Exercise aim:
In the records that follow, show each line where the word "studies" is present.

[Records from a data collection]
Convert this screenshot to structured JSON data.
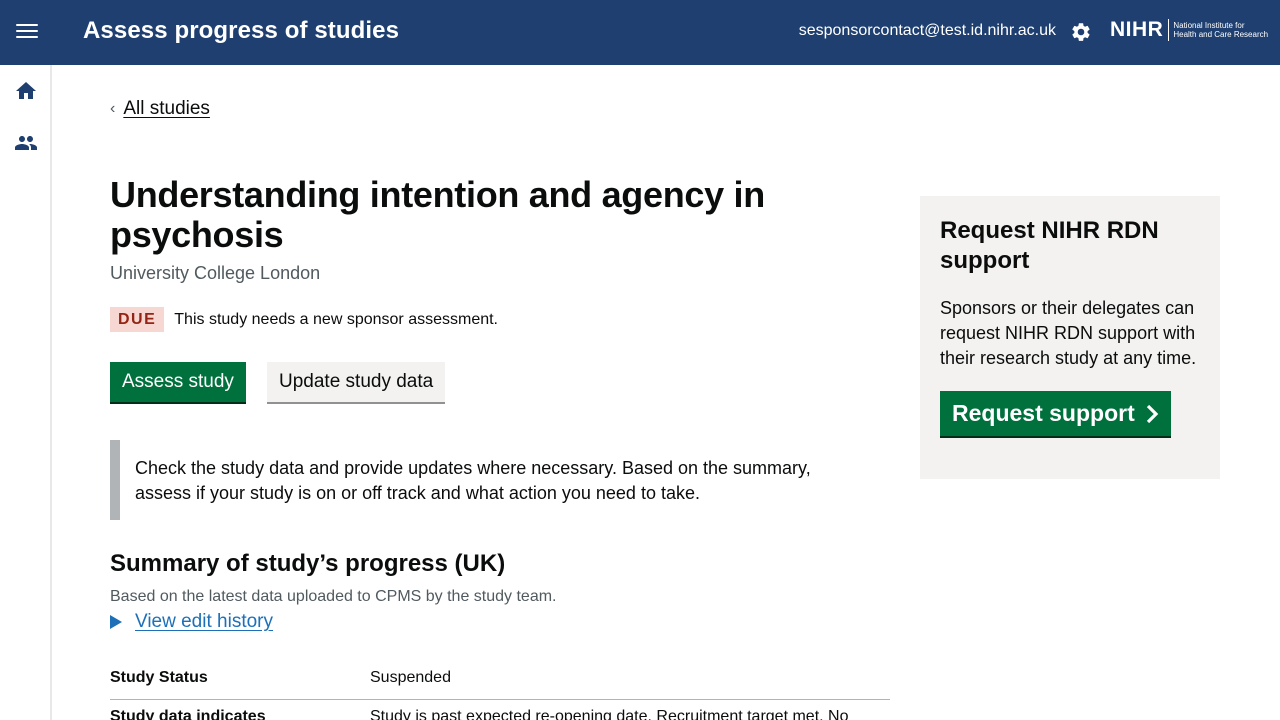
{
  "header": {
    "app_title": "Assess progress of studies",
    "user_email": "sesponsorcontact@test.id.nihr.ac.uk",
    "logo_word": "NIHR",
    "logo_sub_line1": "National Institute for",
    "logo_sub_line2": "Health and Care Research",
    "icons": [
      "menu-icon",
      "gear-icon"
    ]
  },
  "sidenav": {
    "icons": [
      "home-icon",
      "people-icon"
    ]
  },
  "back_link": "All studies",
  "study": {
    "title": "Understanding intention and agency in psychosis",
    "organisation": "University College London",
    "status_tag": "DUE",
    "status_text": "This study needs a new sponsor assessment."
  },
  "actions": {
    "assess_label": "Assess study",
    "update_label": "Update study data"
  },
  "inset_text": "Check the study data and provide updates where necessary. Based on the summary, assess if your study is on or off track and what action you need to take.",
  "summary": {
    "heading": "Summary of study’s progress (UK)",
    "subtext": "Based on the latest data uploaded to CPMS by the study team.",
    "history_link": "View edit history",
    "rows": [
      {
        "key": "Study Status",
        "value": "Suspended"
      },
      {
        "key": "Study data indicates",
        "value": "Study is past expected re-opening date. Recruitment target met. No"
      }
    ]
  },
  "panel": {
    "heading": "Request NIHR RDN support",
    "body": "Sponsors or their delegates can request NIHR RDN support with their research study at any time.",
    "button_label": "Request support"
  },
  "colors": {
    "header_bg": "#1e3f6f",
    "primary_button": "#00703c",
    "due_tag_bg": "#f6d7d2",
    "due_tag_text": "#942514",
    "link": "#1d70b8"
  }
}
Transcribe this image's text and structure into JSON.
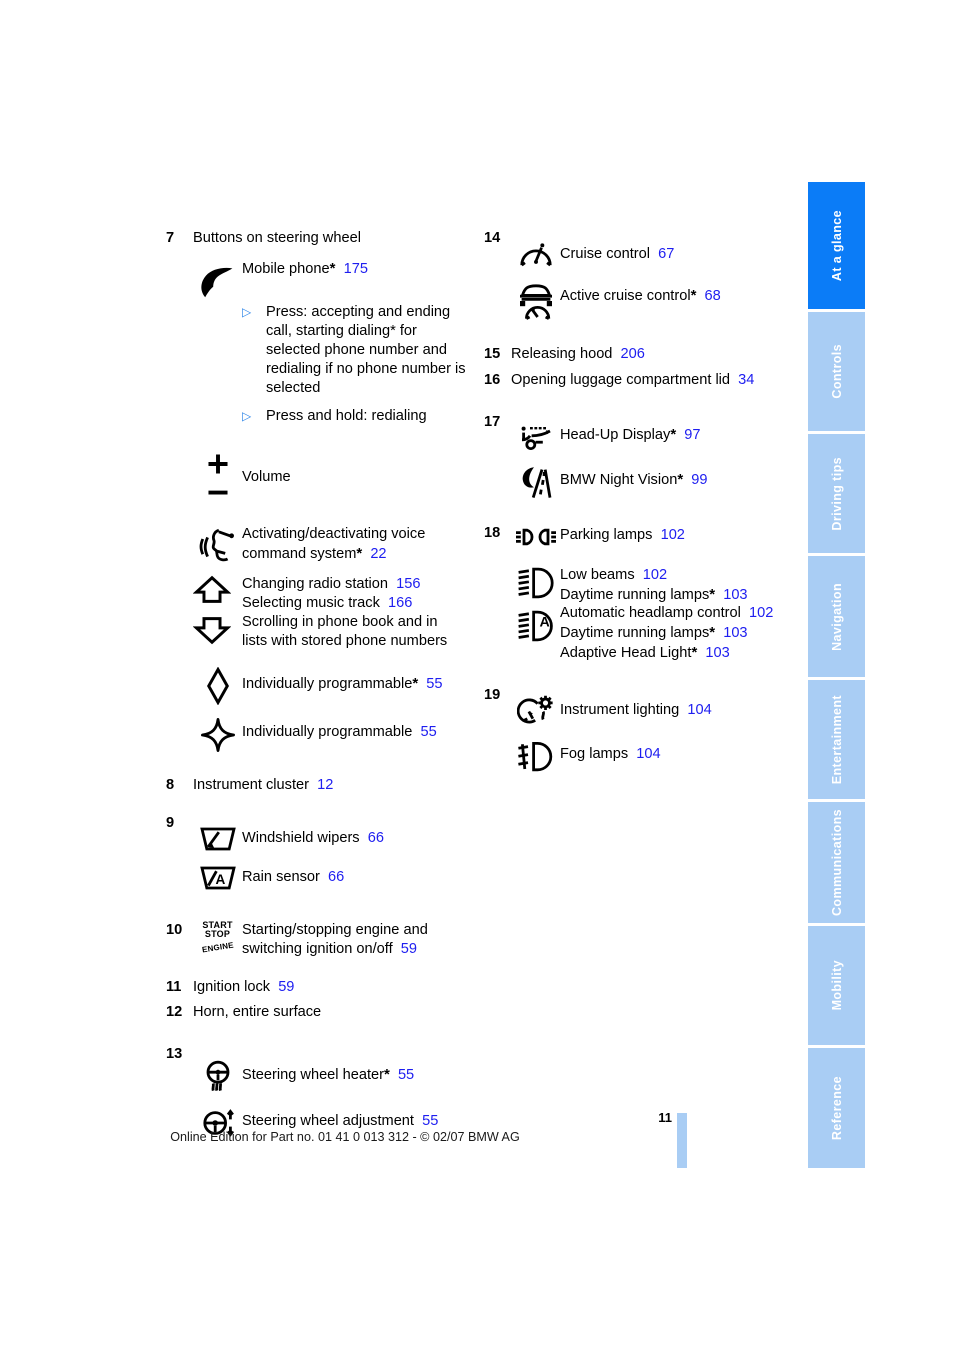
{
  "document": {
    "page_number": "11",
    "footer": "Online Edition for Part no. 01 41 0 013 312 - © 02/07 BMW AG",
    "accent_blue": "#1e1ef0",
    "tab_active_color": "#0b7cf7",
    "tab_inactive_color": "#a9cdf4"
  },
  "tabs": [
    {
      "label": "At a glance",
      "active": true
    },
    {
      "label": "Controls",
      "active": false
    },
    {
      "label": "Driving tips",
      "active": false
    },
    {
      "label": "Navigation",
      "active": false
    },
    {
      "label": "Entertainment",
      "active": false
    },
    {
      "label": "Communications",
      "active": false
    },
    {
      "label": "Mobility",
      "active": false
    },
    {
      "label": "Reference",
      "active": false
    }
  ],
  "left_column": {
    "item7": {
      "number": "7",
      "heading": "Buttons on steering wheel",
      "mobile_phone": {
        "label": "Mobile phone",
        "star": "*",
        "page": "175"
      },
      "bullet1": "Press: accepting and ending call, starting dialing* for selected phone number and redialing if no phone number is selected",
      "bullet2": "Press and hold: redialing",
      "volume": "Volume",
      "voice": {
        "label": "Activating/deactivating voice command system",
        "star": "*",
        "page": "22"
      },
      "radio": {
        "label": "Changing radio station",
        "page": "156"
      },
      "music": {
        "label": "Selecting music track",
        "page": "166"
      },
      "scroll": "Scrolling in phone book and in lists with stored phone numbers",
      "prog1": {
        "label": "Individually programmable",
        "star": "*",
        "page": "55"
      },
      "prog2": {
        "label": "Individually programmable",
        "page": "55"
      }
    },
    "item8": {
      "number": "8",
      "label": "Instrument cluster",
      "page": "12"
    },
    "item9": {
      "number": "9",
      "wipers": {
        "label": "Windshield wipers",
        "page": "66"
      },
      "rain": {
        "label": "Rain sensor",
        "page": "66"
      }
    },
    "item10": {
      "number": "10",
      "icon_line1": "START",
      "icon_line2": "STOP",
      "icon_line3": "ENGINE",
      "label": "Starting/stopping engine and switching ignition on/off",
      "page": "59"
    },
    "item11": {
      "number": "11",
      "label": "Ignition lock",
      "page": "59"
    },
    "item12": {
      "number": "12",
      "label": "Horn, entire surface"
    },
    "item13": {
      "number": "13",
      "heater": {
        "label": "Steering wheel heater",
        "star": "*",
        "page": "55"
      },
      "adjust": {
        "label": "Steering wheel adjustment",
        "page": "55"
      }
    }
  },
  "right_column": {
    "item14": {
      "number": "14",
      "cruise": {
        "label": "Cruise control",
        "page": "67"
      },
      "active_cruise": {
        "label": "Active cruise control",
        "star": "*",
        "page": "68"
      }
    },
    "item15": {
      "number": "15",
      "label": "Releasing hood",
      "page": "206"
    },
    "item16": {
      "number": "16",
      "label": "Opening luggage compartment lid",
      "page": "34"
    },
    "item17": {
      "number": "17",
      "hud": {
        "label": "Head-Up Display",
        "star": "*",
        "page": "97"
      },
      "night_vision": {
        "label": "BMW Night Vision",
        "star": "*",
        "page": "99"
      }
    },
    "item18": {
      "number": "18",
      "parking": {
        "label": "Parking lamps",
        "page": "102"
      },
      "low_beams": {
        "label": "Low beams",
        "page": "102"
      },
      "drl1": {
        "label": "Daytime running lamps",
        "star": "*",
        "page": "103"
      },
      "auto_headlamp": {
        "label": "Automatic headlamp control",
        "page": "102"
      },
      "drl2": {
        "label": "Daytime running lamps",
        "star": "*",
        "page": "103"
      },
      "adaptive": {
        "label": "Adaptive Head Light",
        "star": "*",
        "page": "103"
      }
    },
    "item19": {
      "number": "19",
      "instrument_lighting": {
        "label": "Instrument lighting",
        "page": "104"
      },
      "fog": {
        "label": "Fog lamps",
        "page": "104"
      }
    }
  }
}
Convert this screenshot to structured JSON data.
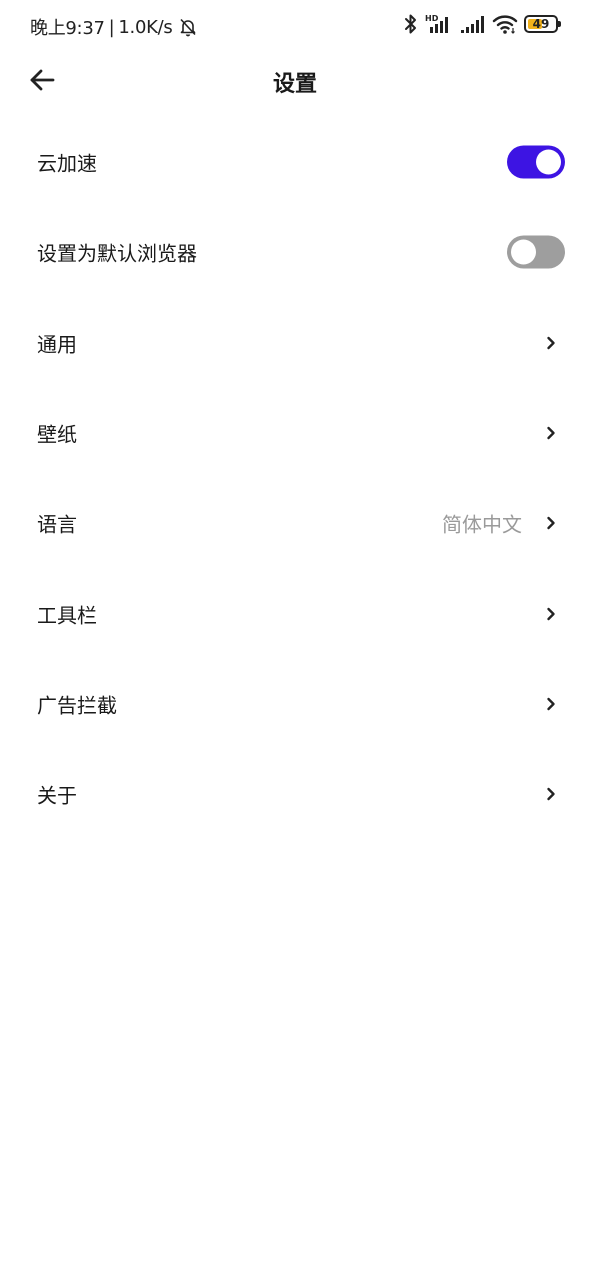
{
  "status_bar": {
    "time": "晚上9:37",
    "separator": "|",
    "net_speed": "1.0K/s",
    "battery_level": "49",
    "icons": [
      "bell-off-icon",
      "bluetooth-icon",
      "hd-signal-icon",
      "signal-icon",
      "wifi-icon",
      "battery-icon"
    ],
    "battery_color": "#f2b21b"
  },
  "header": {
    "back_icon": "arrow-left-icon",
    "title": "设置"
  },
  "settings": {
    "cloud_accel": {
      "label": "云加速",
      "enabled": true
    },
    "default_browser": {
      "label": "设置为默认浏览器",
      "enabled": false
    },
    "general": {
      "label": "通用"
    },
    "wallpaper": {
      "label": "壁纸"
    },
    "language": {
      "label": "语言",
      "value": "简体中文"
    },
    "toolbar": {
      "label": "工具栏"
    },
    "adblock": {
      "label": "广告拦截"
    },
    "about": {
      "label": "关于"
    }
  },
  "colors": {
    "toggle_on": "#3d14e3",
    "toggle_off": "#9e9e9e",
    "secondary_text": "#9a9a9a"
  }
}
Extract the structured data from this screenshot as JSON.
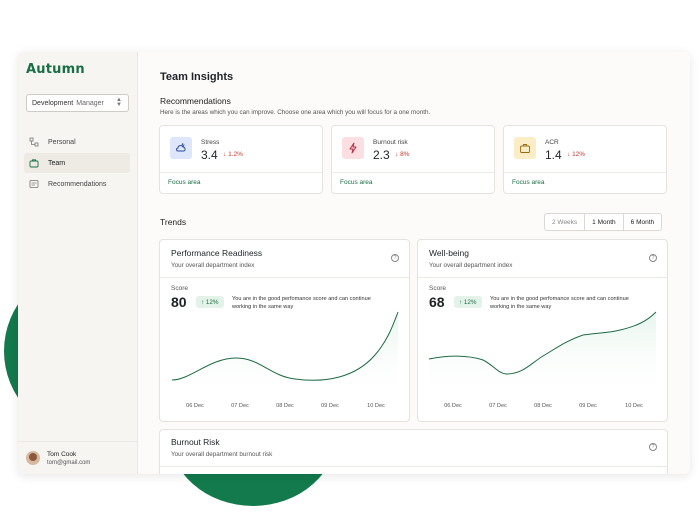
{
  "app": {
    "logo": "Autumn"
  },
  "sidebar": {
    "department": {
      "name": "Development",
      "role": "Manager"
    },
    "items": [
      {
        "label": "Personal",
        "icon": "org-chart-icon",
        "active": false
      },
      {
        "label": "Team",
        "icon": "briefcase-icon",
        "active": true
      },
      {
        "label": "Recommendations",
        "icon": "document-icon",
        "active": false
      }
    ],
    "user": {
      "name": "Tom Cook",
      "email": "tom@gmail.com"
    }
  },
  "page": {
    "title": "Team Insights"
  },
  "recommendations": {
    "title": "Recommendations",
    "subtitle": "Here is the areas which you can improve. Choose one area which you will focus for a one month.",
    "cards": [
      {
        "label": "Stress",
        "value": "3.4",
        "delta": "1.2%",
        "icon": "stress-icon",
        "icon_bg": "#dde6fb",
        "icon_color": "#2d4a9a",
        "link": "Focus area"
      },
      {
        "label": "Burnout risk",
        "value": "2.3",
        "delta": "8%",
        "icon": "lightning-icon",
        "icon_bg": "#fbdfe2",
        "icon_color": "#b3243a",
        "link": "Focus area"
      },
      {
        "label": "ACR",
        "value": "1.4",
        "delta": "12%",
        "icon": "briefcase-icon",
        "icon_bg": "#fbedc6",
        "icon_color": "#9a6a12",
        "link": "Focus area"
      }
    ]
  },
  "trends": {
    "title": "Trends",
    "ranges": [
      "2 Weeks",
      "1 Month",
      "6 Month"
    ],
    "selected_range": "2 Weeks"
  },
  "charts": [
    {
      "title": "Performance Readiness",
      "subtitle": "Your overall department index",
      "score_label": "Score",
      "score": "80",
      "delta": "12%",
      "note": "You are in the good perfomance score and can continue working in the same way",
      "x_labels": [
        "06 Dec",
        "07 Dec",
        "08 Dec",
        "09 Dec",
        "10 Dec"
      ]
    },
    {
      "title": "Well-being",
      "subtitle": "Your overall department index",
      "score_label": "Score",
      "score": "68",
      "delta": "12%",
      "note": "You are in the good perfomance score and can continue working in the same way",
      "x_labels": [
        "06 Dec",
        "07 Dec",
        "08 Dec",
        "09 Dec",
        "10 Dec"
      ]
    }
  ],
  "burnout": {
    "title": "Burnout Risk",
    "subtitle": "Your overall department burnout risk"
  },
  "colors": {
    "brand": "#1a6e45",
    "accent_blob": "#127a4c",
    "negative": "#c0392b"
  }
}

Exercise result:
    "app_title": "Assess progress of studies",
  "back_link": "All studies",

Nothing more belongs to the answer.